Work to complete
In your answer, repeat each line of the data exactly.

(Dataset records)
____________________
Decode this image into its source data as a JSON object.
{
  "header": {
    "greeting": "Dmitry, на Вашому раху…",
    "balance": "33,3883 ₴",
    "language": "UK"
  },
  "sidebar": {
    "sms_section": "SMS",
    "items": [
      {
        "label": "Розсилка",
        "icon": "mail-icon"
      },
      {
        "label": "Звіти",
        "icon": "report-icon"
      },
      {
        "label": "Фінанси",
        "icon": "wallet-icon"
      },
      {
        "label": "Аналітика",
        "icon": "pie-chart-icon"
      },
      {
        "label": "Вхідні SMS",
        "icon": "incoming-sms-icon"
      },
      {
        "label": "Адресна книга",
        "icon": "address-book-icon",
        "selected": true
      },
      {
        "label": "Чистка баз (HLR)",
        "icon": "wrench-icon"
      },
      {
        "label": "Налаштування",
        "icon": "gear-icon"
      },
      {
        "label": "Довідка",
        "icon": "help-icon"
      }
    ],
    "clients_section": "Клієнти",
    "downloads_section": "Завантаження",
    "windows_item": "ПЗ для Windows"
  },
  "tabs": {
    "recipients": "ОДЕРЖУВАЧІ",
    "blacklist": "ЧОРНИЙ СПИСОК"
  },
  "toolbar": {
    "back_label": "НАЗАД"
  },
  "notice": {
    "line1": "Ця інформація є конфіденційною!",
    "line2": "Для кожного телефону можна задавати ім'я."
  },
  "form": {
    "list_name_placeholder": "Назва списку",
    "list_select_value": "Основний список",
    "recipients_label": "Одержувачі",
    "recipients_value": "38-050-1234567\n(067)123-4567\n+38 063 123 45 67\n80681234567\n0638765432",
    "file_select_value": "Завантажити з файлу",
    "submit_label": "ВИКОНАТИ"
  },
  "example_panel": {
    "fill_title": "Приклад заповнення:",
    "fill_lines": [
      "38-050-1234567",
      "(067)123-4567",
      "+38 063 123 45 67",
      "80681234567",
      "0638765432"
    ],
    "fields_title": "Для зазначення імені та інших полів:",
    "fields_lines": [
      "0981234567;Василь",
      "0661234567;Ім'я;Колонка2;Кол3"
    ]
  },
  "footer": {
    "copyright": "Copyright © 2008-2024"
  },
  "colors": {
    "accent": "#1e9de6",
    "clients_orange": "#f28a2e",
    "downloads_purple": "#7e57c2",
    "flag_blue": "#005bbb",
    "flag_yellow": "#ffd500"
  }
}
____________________
Exercise output
Decode this image into its source data as a JSON object.
{
  "header": {
    "greeting": "Dmitry, на Вашому раху…",
    "balance": "33,3883 ₴",
    "language": "UK"
  },
  "sidebar": {
    "sms_section": "SMS",
    "items": [
      {
        "label": "Розсилка",
        "icon": "mail-icon"
      },
      {
        "label": "Звіти",
        "icon": "report-icon"
      },
      {
        "label": "Фінанси",
        "icon": "wallet-icon"
      },
      {
        "label": "Аналітика",
        "icon": "pie-chart-icon"
      },
      {
        "label": "Вхідні SMS",
        "icon": "incoming-sms-icon"
      },
      {
        "label": "Адресна книга",
        "icon": "address-book-icon",
        "selected": true
      },
      {
        "label": "Чистка баз (HLR)",
        "icon": "wrench-icon"
      },
      {
        "label": "Налаштування",
        "icon": "gear-icon"
      },
      {
        "label": "Довідка",
        "icon": "help-icon"
      }
    ],
    "clients_section": "Клієнти",
    "downloads_section": "Завантаження",
    "windows_item": "ПЗ для Windows"
  },
  "tabs": {
    "recipients": "ОДЕРЖУВАЧІ",
    "blacklist": "ЧОРНИЙ СПИСОК"
  },
  "toolbar": {
    "back_label": "НАЗАД"
  },
  "notice": {
    "line1": "Ця інформація є конфіденційною!",
    "line2": "Для кожного телефону можна задавати ім'я."
  },
  "form": {
    "list_name_placeholder": "Назва списку",
    "list_select_value": "Основний список",
    "recipients_label": "Одержувачі",
    "recipients_value": "38-050-1234567\n(067)123-4567\n+38 063 123 45 67\n80681234567\n0638765432",
    "file_select_value": "Завантажити з файлу",
    "submit_label": "ВИКОНАТИ"
  },
  "example_panel": {
    "fill_title": "Приклад заповнення:",
    "fill_lines": [
      "38-050-1234567",
      "(067)123-4567",
      "+38 063 123 45 67",
      "80681234567",
      "0638765432"
    ],
    "fields_title": "Для зазначення імені та інших полів:",
    "fields_lines": [
      "0981234567;Василь",
      "0661234567;Ім'я;Колонка2;Кол3"
    ]
  },
  "footer": {
    "copyright": "Copyright © 2008-2024"
  },
  "colors": {
    "accent": "#1e9de6",
    "clients_orange": "#f28a2e",
    "downloads_purple": "#7e57c2",
    "flag_blue": "#005bbb",
    "flag_yellow": "#ffd500"
  }
}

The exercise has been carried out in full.